“In your spinal cord, there is a dark, blue, and deep lake.”
Johanna Ketola’s exhibition For G, As Ground – A Spring features an installation consisting of two works; The Ground and A Spring. The two works intertwine in the exhibition, with a concerted soundscape created for them. The multi-part work consisting of a moving image, a photograph, and pieces freely placed in the space is built around a 5-part poem written by the artist. The works in the exhibition are part of a wider multimedia artwork For G, as Ground, which has previously included live performances, among other things.
Ketola’s interests, which constitute the works’ background, have been language and matter in its various forms. In The Ground, a combination of words and images signifies the deficiency of language and, on the other hand, reflects the material connection between different objects or bodies. The Ground is based on a personal experience where Ketola witnessed the recovery of a family member from a severe accident—basic functions taken for granted, such as speaking, swallowing, seeing, moving limbs, or understanding the meaning of words, were questioned. In the exhibition, the text and imagery exemplify not only the disintegration of language but also the disintegration—and revival—of bodies.
The experience behind the exhibition is a perception of the material unity of the human body as well as other organic and inorganic bodies. After spending months in sanatoriums, where existence was focused on non-linguistic and more physiological processes, the experience of time around Ketola began to bend and distance itself from more conventional notions. New kinds of material, and time pulses, such as the earth’s geological and hydrological cycles, seemed to come as new temporal measurements. The artwork’s text approaches the sickness of different bodies, such as the earth and the human body, as a single entity.

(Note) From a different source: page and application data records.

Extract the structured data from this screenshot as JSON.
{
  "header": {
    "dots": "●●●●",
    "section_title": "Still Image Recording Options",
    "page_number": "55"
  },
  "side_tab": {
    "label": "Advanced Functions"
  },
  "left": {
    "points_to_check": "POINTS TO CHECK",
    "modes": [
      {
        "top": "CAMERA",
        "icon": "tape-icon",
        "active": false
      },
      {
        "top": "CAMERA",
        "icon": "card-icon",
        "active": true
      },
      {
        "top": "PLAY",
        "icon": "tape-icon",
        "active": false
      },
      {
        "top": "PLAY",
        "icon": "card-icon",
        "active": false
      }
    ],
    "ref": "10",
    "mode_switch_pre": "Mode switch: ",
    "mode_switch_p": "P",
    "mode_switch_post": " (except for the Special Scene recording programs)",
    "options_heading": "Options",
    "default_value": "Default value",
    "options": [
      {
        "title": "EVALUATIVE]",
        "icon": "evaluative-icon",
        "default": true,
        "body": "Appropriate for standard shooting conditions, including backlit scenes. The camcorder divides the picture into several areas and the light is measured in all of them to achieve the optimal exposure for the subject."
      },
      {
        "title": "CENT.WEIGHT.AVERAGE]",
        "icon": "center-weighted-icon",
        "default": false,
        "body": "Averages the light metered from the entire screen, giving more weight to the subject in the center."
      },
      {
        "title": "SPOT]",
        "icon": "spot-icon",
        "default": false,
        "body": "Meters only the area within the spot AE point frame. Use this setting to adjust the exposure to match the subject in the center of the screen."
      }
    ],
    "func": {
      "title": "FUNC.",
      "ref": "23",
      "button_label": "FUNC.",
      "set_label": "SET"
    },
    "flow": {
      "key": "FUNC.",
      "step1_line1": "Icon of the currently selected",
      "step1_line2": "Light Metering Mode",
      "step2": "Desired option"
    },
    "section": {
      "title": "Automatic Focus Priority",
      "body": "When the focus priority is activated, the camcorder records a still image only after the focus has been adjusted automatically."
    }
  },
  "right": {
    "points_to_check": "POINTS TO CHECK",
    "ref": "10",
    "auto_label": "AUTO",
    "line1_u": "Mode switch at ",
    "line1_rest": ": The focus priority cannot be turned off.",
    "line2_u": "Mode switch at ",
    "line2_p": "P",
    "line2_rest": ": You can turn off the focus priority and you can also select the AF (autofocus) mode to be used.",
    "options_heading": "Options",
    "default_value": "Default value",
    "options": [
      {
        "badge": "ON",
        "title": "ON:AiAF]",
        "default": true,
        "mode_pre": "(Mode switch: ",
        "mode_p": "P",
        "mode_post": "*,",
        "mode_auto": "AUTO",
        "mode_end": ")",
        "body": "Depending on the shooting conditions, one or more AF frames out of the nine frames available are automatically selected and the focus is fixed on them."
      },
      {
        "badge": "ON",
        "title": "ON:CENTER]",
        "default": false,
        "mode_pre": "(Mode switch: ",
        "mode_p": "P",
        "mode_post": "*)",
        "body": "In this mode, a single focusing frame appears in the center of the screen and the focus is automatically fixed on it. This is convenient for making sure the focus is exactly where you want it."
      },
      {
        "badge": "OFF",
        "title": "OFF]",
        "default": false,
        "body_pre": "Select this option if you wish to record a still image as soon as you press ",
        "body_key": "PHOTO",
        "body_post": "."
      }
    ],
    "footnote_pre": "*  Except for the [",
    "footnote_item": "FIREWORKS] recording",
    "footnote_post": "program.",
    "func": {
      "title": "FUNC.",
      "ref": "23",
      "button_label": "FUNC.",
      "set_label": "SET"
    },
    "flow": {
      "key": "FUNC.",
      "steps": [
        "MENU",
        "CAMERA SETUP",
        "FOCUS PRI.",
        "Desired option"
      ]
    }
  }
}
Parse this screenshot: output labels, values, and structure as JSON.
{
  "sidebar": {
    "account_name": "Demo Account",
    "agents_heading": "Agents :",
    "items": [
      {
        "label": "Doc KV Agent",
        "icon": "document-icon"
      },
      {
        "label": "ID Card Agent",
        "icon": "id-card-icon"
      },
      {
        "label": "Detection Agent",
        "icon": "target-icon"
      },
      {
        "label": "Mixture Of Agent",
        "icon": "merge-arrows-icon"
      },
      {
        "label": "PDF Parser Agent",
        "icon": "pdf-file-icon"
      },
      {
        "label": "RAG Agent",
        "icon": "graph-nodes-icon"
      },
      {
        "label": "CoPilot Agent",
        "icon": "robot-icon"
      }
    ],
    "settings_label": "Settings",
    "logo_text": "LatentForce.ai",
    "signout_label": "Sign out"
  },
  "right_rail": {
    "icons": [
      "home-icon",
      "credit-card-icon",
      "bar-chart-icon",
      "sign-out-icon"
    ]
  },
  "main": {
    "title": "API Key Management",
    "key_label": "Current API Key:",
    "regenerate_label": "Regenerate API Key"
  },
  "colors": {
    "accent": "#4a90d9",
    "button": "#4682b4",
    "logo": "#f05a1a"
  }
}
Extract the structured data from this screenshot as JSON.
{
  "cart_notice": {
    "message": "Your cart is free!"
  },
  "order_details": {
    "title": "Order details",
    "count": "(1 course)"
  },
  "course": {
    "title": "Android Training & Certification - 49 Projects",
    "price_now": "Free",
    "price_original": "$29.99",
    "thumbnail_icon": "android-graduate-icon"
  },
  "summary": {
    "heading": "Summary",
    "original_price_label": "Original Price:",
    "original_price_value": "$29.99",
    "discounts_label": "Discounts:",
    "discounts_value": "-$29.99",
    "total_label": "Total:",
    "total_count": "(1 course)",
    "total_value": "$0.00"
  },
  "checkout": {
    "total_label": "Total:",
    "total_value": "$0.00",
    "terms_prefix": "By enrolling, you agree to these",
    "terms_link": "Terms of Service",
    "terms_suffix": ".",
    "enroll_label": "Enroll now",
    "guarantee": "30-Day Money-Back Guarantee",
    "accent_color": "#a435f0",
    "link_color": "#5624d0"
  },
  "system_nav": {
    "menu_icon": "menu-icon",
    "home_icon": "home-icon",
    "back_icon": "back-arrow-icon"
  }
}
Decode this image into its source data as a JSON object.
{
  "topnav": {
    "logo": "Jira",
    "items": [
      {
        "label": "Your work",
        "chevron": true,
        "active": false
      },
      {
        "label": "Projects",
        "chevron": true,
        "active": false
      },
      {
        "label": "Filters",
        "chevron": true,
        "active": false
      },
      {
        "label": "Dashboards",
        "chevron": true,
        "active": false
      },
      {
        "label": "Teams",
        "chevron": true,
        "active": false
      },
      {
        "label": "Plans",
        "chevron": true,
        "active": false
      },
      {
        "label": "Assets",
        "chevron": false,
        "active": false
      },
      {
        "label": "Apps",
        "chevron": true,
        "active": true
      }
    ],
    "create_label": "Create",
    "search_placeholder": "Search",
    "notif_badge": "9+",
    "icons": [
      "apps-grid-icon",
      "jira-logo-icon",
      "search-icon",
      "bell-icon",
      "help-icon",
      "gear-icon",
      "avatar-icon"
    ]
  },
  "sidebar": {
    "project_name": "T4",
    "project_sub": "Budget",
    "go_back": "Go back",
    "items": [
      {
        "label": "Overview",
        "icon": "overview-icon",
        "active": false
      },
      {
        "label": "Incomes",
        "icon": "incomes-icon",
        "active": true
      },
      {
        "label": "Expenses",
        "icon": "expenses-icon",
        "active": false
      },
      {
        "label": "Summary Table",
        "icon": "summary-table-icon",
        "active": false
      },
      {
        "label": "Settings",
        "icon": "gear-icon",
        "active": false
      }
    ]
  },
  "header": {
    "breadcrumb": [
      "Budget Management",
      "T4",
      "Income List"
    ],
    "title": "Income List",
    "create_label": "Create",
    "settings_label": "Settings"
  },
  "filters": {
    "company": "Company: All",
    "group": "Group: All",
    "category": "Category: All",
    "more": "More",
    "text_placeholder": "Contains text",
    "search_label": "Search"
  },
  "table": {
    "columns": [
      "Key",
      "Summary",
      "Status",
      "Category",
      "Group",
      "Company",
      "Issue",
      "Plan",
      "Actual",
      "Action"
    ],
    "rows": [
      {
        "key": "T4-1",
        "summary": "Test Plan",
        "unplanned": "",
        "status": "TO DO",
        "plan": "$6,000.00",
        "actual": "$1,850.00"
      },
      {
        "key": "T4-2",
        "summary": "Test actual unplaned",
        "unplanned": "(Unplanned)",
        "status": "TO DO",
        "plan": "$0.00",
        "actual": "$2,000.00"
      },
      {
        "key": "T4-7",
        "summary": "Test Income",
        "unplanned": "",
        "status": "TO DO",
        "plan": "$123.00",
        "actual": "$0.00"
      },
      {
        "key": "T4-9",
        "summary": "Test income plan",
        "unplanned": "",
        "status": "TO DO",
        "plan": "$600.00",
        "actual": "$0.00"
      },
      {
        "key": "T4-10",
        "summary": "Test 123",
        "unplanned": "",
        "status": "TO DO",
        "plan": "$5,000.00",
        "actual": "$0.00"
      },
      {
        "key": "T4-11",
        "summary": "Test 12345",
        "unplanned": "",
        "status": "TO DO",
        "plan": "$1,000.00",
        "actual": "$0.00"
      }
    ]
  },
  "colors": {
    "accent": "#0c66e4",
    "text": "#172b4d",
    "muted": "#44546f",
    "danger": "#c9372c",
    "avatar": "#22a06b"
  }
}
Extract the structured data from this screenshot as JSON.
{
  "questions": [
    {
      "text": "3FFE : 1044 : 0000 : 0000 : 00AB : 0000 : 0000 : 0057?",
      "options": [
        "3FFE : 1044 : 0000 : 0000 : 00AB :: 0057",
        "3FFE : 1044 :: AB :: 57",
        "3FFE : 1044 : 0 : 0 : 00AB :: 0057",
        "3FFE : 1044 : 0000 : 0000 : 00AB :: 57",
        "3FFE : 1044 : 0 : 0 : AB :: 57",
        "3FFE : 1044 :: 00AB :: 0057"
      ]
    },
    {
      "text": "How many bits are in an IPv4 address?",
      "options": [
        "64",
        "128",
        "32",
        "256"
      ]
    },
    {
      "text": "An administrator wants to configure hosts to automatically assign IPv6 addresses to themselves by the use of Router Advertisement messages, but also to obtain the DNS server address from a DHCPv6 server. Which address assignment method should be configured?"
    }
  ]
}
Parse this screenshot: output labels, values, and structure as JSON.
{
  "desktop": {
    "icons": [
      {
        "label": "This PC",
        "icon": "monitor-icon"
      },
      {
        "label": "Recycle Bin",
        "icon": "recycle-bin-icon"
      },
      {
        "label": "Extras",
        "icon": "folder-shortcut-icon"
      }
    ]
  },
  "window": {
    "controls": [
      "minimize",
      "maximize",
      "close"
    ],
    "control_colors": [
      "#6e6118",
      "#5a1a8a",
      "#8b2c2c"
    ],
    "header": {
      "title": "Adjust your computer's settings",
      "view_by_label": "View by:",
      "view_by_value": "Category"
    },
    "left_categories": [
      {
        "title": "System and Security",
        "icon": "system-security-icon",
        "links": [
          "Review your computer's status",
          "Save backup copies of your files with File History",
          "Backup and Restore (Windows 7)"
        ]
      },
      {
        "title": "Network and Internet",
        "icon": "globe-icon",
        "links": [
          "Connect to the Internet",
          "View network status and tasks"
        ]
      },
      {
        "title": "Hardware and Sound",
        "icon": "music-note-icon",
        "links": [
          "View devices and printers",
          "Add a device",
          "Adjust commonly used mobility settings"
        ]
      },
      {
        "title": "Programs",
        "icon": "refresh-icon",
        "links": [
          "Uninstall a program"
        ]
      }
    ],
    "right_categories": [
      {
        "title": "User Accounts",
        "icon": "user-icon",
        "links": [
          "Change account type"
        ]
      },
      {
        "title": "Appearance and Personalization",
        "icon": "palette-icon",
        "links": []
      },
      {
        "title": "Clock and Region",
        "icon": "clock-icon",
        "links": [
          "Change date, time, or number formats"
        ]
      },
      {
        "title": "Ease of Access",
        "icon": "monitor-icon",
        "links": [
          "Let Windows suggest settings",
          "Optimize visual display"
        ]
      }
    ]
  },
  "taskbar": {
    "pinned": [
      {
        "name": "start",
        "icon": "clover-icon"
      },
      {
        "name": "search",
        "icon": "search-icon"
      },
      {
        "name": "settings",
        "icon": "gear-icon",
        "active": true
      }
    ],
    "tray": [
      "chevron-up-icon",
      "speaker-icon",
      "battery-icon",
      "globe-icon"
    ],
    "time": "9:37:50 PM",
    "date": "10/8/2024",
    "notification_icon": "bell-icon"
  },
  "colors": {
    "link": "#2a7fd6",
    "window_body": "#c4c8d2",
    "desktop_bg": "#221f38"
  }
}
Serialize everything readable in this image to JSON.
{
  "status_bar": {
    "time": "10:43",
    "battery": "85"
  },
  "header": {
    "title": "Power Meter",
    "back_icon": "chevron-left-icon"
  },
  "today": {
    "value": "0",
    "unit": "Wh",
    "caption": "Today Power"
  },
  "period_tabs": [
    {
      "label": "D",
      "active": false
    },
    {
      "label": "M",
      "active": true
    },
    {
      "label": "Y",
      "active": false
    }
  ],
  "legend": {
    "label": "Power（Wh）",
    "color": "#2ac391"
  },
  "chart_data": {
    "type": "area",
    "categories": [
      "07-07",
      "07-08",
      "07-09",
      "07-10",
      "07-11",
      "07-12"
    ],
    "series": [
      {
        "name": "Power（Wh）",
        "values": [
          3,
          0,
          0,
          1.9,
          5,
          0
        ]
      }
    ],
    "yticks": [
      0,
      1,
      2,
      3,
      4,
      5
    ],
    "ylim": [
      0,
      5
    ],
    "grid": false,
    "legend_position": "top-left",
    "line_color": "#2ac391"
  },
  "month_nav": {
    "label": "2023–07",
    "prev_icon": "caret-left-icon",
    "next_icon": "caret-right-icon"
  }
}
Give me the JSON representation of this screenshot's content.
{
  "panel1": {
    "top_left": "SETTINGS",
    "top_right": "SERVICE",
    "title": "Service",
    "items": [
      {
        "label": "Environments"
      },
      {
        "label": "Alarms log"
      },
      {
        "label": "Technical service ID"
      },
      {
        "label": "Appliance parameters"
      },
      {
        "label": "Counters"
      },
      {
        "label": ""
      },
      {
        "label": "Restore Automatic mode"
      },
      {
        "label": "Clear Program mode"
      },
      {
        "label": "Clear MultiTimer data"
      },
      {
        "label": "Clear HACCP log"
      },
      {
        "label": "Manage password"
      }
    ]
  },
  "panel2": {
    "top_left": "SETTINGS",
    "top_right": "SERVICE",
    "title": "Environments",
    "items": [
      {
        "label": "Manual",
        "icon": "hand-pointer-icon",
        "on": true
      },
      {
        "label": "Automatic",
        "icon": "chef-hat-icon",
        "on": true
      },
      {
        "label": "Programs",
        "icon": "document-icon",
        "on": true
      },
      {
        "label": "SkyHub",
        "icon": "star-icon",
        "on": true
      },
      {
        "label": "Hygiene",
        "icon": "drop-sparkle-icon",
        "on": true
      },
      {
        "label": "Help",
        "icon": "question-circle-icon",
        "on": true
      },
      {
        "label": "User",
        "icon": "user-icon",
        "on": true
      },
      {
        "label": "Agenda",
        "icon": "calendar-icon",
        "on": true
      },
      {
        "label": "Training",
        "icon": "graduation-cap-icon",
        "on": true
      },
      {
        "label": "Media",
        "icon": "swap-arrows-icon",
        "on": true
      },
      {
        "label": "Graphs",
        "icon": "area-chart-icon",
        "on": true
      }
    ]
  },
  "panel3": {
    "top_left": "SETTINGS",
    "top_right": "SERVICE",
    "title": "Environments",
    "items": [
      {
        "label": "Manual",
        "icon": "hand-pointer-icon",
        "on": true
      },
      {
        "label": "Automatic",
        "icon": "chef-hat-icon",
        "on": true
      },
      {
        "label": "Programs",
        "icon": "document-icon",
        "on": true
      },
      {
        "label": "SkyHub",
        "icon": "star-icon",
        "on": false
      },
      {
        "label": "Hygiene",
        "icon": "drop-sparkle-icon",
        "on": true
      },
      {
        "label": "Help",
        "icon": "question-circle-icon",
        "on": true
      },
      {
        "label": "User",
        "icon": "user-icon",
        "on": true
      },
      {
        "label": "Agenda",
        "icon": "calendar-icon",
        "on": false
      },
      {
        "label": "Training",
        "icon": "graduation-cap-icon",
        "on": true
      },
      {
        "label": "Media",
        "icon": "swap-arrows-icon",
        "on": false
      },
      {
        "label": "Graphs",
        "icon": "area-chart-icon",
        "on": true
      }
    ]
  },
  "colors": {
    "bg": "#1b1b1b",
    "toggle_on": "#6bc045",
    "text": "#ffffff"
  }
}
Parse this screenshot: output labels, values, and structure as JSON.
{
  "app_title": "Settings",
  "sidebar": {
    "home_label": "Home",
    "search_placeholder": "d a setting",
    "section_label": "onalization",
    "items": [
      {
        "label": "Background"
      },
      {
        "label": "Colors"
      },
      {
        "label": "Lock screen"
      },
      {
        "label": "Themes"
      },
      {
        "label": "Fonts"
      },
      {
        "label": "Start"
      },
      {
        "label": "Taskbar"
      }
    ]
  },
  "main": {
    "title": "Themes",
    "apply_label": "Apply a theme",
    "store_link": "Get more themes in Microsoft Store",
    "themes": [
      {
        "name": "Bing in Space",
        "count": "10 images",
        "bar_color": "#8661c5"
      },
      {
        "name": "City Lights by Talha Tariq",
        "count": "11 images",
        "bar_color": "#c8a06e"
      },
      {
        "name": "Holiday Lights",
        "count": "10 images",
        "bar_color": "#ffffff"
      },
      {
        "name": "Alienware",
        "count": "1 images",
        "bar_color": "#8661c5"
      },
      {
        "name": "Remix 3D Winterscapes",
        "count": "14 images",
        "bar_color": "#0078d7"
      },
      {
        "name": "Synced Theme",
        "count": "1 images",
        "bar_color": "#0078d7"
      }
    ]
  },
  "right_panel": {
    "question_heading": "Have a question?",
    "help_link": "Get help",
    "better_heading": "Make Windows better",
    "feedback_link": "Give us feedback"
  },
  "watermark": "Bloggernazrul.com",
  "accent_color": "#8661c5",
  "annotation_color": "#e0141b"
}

The work, A Spring, gives a pictorial form to Ketola’s poems and focuses especially on the experience of recovery. The work was done in connection with an artist residency in Paimio’s former sanatorium. However, A Spring does not depict a sanatorium but strives to create a world of its own, which could be located anywhere. Seen in the work are a kind of spoken-word singers who repeat the vocabulary of the poems. The archaic lament tradition’s communal way of dealing with worry physically and through words has also inspired the artwork. In the tradition a conflict is in a way lived through lamenting, singing words.
Johanna Ketola (born 1978) graduated from the Department of Time and Space at the Academy of Fine Arts, University of the Arts and from the Department of Photography at the Lahti Institute of Design and studied photography at the Gerrit Rietveld Academy in the Netherlands. Ketola works with the mediums of video, installation, photography, and text.
Musician-producer Petri Alanko created the sound design of the artwork. Anna Pöllänen did the lighting of the exhibition. Jessie Bullivant, Satu Herrala, Sari Hiltunen, Johanna Ketola, Sara Salamäki, Johanna Sipilä, Reetta Sironen and Asiya Wadud perform in the artwork.
The work has been supported by the Finnish Cultural Foundation, Arts Promotion Centre Taike, the Kone Foundation and The Promotion Centre for Audiovisual Culture AVEK as well as HIAP – Helsinki International Artist Programme, the Paimio Sanatorium Foundation, and the Wihuri Foundation in the form of residencies.
The artist would like to thank: Janina Ahlfors, Petri Alanko, A. Andersson, Martin Born, Jessie Bullivant, CaConrad, Satu Herrala, Sari Hiltunen, Tiina Hirvonen, Matti Huttunen, Pilvi Hyväri, Ella-Noora Koikkalainen, Muriel Kuoppala, Raili Kyntäjä, Sirpa Laaksonen, Astri Laitinen, Katja Lautamatti, Kristina Marenk, Silja Mäki, Jaakko Pallasvuo, Mika Palonen, Eleonora Pecoraro, Johanna Sipilä, Reetta Sironen, Guido van der Werve, and Asiya Wadud as well as Monitoimitila O.
For G, As Ground – A Spring
28 October–20 November 2022
Photographic Gallery Hippolyte
Image: Johanna Ketola, A Spring, video still, 2022